● Exercise goal
Please state how many lines of the data contain "heading". The number by itself is enough.

● Data supplied
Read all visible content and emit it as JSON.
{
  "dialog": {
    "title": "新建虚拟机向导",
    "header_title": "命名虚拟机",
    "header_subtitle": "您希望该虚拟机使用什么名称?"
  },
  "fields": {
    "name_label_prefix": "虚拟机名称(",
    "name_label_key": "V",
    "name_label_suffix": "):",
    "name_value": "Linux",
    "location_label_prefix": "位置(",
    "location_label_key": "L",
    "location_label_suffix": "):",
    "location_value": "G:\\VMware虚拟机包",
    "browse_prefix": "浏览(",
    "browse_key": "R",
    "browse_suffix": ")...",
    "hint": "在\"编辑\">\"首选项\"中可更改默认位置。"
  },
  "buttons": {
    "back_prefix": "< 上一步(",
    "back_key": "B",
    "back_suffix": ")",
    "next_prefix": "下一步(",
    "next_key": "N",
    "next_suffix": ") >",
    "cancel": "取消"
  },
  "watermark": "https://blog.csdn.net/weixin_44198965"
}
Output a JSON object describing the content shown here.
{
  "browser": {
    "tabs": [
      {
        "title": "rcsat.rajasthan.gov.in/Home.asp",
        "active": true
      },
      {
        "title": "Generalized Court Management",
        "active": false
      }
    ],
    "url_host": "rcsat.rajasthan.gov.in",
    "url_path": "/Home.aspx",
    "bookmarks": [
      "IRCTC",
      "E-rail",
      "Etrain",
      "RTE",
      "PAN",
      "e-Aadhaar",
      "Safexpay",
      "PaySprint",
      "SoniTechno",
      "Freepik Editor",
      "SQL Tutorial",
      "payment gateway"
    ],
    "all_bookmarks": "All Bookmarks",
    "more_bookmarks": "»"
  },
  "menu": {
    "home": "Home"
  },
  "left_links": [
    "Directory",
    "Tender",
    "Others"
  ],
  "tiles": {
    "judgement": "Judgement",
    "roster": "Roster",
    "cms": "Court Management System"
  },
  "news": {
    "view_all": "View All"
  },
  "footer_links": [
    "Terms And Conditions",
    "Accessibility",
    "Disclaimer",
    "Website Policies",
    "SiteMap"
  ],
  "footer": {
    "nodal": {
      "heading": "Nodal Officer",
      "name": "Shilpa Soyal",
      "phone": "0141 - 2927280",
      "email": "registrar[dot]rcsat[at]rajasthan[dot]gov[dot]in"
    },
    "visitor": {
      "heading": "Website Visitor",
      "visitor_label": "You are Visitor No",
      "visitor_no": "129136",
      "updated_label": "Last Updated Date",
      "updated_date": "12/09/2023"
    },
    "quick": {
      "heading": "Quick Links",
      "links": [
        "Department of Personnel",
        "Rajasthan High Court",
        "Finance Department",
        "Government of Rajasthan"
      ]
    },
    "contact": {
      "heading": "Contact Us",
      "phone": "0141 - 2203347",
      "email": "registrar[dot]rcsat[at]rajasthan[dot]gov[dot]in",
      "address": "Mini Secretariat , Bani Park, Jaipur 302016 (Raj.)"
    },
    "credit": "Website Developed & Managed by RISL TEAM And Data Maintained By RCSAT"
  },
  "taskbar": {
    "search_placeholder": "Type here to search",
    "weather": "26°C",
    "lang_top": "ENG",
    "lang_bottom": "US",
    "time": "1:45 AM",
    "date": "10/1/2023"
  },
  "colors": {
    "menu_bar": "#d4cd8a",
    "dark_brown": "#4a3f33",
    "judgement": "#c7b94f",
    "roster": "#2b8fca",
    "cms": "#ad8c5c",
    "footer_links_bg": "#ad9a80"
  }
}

● Finished task
4